Logic, rationality, philosophy, and science. These pursuits construct tools inside your mind for interpreting reality. It then becomes less an aimless struggle for self-awareness and more about cultivating good decisions over a long stretch of time. A game of statistics that’s less focused on you as an individual and more on navigating an external game board. How do you maximize your successes? What direction are you traveling in? Knowing who you are is still important, but maybe you are equally defined by the path forward as by the path behind.
Being thoughtful and labeled as someone who thinks about others is yet another calculation. There are 24 hours in a day, you sleep on average 8 of them, you spend another 10-12 working, at school, or tending to necessities. That leaves 4-6 hours each day that you can customize to your liking. Those 4-6 precious hours are yours to spend however you wish and those who are more selfish spend a higher percentage of them thinking about themselves and their own endeavors. Let’s say the average person spends 5% of their time thinking about others in some meaningful way while a selfish person spends 1%. Let’s then average 4-6 hours to 5 and convert it to minutes = 300 minutes. At 5% that is 15 minutes per day that the average person goes out of their way to really think about another person’s well-being and ways they could help improve it. 1% would be 3 minutes. Someone who is “thoughtful” might adjust that percentage to 10% and spend 30 minutes per day thinking about others. The point is, we go about our days not reflecting on how we really spend our time, and even less on adjusting them to reach our goals. This thought process could be applied to many different things. For awhile, I conducted an experiment using Toggl where I tracked every minute of my day for weeks. It revealed new insights about how I really spend my time and, as a result, who I really am.
Last night I made popcorn and brought it into my room. My dog Ellie followed eagerly as I picked up the first kernel. An automatic thought entered my mind which said, “don’t give it to her, you need to take the first bite.” It was a subtle sign of dominance. I am the pack leader and I must prove it by eating first. It was embarrassing. I handed her the first bite and said an audible, “fuck you” to myself. There’s probably a logical reason why this trigger exists, but is it necessary in the modern world? It was remarkably subtle and made me wonder how many little loops like this I miss on a regular basis. I’d imagine it affects my relationships with people too. Automatic responses that modify how people see me and I have no strategic control over it. I have been able to catch some of them though by asking simple, obvious questions like: what am I doing right now?
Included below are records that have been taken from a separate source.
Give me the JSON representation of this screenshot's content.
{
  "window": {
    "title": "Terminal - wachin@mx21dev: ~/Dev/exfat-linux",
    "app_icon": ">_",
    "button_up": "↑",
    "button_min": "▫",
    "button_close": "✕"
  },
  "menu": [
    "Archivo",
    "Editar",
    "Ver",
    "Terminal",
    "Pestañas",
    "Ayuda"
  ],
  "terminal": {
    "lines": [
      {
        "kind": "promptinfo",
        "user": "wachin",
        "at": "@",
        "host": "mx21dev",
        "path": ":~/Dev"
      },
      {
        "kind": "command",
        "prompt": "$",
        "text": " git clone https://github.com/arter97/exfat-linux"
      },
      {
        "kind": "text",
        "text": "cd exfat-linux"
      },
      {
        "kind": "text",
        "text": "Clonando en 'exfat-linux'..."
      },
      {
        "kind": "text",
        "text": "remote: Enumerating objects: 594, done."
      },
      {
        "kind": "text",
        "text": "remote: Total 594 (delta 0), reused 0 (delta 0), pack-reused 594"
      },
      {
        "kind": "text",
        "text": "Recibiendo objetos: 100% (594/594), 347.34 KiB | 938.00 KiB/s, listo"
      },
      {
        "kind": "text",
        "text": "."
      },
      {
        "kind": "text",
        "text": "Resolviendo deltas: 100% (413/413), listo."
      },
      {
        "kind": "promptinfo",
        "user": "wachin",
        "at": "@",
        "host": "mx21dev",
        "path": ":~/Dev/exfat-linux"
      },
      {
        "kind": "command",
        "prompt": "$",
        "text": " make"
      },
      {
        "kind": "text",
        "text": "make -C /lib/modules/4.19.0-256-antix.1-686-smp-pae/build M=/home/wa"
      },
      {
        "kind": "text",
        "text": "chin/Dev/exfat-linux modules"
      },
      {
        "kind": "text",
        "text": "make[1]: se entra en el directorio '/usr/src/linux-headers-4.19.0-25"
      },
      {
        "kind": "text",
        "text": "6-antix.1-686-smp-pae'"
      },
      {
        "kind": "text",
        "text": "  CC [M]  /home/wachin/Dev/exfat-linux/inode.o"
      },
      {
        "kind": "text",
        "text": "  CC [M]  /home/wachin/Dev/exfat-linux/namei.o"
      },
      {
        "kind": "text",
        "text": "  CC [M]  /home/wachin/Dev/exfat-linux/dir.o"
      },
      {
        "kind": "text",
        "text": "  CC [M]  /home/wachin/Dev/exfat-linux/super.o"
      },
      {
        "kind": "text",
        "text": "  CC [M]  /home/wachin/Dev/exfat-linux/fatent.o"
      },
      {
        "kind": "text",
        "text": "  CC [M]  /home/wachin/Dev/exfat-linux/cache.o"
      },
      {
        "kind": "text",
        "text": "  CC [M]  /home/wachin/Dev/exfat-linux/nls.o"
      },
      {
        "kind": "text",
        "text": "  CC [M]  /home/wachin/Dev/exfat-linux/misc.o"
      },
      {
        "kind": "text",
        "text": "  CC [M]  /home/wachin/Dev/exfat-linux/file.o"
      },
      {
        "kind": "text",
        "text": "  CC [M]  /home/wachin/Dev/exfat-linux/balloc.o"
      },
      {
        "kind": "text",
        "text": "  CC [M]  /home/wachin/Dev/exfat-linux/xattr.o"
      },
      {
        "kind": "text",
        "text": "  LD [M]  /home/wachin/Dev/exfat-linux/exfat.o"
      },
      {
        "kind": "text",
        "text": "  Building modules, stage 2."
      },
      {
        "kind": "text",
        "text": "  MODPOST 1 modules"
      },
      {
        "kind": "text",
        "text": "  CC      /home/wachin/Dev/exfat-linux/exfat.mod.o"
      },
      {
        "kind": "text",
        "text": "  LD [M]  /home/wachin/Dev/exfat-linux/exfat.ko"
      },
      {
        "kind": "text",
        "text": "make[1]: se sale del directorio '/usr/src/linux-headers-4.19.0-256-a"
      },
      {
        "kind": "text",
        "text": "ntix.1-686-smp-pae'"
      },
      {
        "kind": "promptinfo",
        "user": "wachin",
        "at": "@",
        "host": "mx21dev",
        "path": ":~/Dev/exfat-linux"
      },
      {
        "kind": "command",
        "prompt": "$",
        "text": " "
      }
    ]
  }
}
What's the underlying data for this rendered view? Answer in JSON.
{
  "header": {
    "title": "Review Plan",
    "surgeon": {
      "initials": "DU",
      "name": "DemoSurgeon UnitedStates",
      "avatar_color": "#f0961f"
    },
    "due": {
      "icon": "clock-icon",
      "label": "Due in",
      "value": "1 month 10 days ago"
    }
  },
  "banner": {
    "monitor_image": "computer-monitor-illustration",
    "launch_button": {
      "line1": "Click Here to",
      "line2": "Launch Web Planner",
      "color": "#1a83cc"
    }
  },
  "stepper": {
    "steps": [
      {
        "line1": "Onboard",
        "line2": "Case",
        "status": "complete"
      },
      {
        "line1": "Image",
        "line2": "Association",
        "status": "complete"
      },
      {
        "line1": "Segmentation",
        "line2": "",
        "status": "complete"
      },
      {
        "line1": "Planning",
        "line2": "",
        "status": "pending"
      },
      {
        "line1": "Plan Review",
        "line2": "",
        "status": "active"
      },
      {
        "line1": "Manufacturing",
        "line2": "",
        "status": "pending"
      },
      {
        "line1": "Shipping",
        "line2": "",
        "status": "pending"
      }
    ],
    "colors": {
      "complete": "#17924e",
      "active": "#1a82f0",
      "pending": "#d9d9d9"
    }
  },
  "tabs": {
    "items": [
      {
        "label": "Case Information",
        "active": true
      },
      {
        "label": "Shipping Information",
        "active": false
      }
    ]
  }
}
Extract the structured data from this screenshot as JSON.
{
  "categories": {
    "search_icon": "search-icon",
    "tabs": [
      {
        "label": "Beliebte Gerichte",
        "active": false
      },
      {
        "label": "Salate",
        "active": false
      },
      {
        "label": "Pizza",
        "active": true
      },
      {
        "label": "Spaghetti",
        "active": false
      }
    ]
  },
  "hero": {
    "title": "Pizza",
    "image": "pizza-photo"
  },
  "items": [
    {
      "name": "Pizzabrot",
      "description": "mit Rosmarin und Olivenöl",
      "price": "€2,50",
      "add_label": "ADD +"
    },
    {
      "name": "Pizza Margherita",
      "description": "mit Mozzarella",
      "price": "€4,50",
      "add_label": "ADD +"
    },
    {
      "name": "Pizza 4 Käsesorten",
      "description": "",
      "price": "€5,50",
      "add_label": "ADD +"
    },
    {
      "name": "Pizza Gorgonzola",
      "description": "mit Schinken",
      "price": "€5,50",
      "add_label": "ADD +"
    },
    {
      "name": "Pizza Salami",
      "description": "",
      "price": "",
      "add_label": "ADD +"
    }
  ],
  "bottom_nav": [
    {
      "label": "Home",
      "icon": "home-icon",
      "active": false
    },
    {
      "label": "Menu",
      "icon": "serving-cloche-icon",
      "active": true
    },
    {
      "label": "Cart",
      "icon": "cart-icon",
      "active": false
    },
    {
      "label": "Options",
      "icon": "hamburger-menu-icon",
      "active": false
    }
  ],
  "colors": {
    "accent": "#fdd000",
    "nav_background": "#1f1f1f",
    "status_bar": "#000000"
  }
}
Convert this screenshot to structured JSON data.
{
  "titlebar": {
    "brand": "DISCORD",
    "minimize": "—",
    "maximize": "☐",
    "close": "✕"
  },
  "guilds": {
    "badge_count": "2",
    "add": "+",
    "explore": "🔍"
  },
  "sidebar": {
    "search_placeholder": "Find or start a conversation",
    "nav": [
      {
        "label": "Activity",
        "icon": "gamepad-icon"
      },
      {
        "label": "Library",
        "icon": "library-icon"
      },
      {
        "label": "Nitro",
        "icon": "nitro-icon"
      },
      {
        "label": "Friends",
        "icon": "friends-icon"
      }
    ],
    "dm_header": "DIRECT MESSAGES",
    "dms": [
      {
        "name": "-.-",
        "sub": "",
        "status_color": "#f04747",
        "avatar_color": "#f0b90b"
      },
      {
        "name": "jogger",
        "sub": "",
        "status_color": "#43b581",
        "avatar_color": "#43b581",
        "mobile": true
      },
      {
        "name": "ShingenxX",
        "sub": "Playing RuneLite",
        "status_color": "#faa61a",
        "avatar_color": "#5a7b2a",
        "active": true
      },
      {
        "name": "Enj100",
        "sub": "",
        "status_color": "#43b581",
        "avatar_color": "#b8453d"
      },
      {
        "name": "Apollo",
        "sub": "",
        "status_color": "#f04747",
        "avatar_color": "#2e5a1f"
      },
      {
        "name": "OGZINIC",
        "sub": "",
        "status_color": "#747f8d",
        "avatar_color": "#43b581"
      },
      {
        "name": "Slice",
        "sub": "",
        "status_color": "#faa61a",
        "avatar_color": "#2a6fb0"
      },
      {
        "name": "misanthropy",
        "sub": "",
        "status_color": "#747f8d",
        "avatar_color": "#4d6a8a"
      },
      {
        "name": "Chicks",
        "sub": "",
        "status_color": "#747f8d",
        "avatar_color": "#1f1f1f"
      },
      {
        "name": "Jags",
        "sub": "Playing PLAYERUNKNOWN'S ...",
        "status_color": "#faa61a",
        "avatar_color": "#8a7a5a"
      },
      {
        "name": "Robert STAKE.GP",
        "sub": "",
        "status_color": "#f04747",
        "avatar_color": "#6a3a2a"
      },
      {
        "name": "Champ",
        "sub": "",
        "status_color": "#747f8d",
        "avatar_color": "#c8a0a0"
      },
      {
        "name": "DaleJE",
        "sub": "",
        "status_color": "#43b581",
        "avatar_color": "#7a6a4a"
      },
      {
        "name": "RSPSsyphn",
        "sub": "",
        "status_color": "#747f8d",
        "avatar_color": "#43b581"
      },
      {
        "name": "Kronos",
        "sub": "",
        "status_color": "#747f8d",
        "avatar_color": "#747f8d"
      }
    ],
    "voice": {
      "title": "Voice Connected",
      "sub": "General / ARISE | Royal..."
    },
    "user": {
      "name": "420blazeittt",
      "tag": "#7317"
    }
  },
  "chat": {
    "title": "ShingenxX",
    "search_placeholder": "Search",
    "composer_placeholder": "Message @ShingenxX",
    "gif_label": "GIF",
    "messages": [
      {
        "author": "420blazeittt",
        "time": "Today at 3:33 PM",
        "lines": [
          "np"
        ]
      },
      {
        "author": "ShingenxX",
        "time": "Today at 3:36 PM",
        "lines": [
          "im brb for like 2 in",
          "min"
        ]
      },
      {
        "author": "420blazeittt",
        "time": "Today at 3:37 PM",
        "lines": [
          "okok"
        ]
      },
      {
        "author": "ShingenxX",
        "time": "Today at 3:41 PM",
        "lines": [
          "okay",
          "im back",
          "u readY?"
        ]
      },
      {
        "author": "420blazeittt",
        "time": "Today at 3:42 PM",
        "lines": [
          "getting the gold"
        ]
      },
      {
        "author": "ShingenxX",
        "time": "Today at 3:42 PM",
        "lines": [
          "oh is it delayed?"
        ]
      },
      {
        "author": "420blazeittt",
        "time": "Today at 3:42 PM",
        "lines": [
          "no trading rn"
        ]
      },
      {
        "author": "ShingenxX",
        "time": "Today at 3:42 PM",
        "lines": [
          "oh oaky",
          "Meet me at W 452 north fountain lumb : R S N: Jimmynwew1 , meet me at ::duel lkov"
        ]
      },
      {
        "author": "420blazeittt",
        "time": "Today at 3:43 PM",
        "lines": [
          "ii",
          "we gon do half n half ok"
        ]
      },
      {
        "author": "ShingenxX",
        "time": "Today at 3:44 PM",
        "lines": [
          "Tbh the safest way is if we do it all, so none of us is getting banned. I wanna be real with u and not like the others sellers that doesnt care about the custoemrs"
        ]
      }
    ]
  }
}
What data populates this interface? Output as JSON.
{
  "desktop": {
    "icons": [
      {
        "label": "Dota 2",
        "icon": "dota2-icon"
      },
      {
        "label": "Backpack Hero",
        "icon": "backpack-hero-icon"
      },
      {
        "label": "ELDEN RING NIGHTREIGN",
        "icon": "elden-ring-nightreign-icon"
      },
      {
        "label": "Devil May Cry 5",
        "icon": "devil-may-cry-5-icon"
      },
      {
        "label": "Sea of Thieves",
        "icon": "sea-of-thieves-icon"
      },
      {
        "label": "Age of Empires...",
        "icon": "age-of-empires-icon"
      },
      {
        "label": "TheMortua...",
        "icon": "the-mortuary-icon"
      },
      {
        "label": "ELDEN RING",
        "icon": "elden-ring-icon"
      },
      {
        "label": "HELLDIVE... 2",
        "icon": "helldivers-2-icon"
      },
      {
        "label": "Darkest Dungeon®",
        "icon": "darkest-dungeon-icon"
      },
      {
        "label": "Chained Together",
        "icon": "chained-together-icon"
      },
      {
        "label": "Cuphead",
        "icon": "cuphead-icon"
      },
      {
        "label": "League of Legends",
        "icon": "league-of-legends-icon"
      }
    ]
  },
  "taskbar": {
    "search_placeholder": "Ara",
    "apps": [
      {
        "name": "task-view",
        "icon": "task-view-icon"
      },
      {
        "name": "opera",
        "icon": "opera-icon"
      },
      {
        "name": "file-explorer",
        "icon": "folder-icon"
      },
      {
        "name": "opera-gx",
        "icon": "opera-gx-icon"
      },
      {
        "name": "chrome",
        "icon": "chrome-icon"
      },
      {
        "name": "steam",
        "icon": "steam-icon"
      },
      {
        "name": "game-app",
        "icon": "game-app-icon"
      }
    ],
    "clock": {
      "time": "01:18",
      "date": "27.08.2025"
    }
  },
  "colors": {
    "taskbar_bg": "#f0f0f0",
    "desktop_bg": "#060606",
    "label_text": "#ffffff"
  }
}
Why am I doing it? And are there alternative options I’m not considering? It takes skill and regular practice to answer them in a useful way, but can help reveal even the most subtle of automatic behaviors.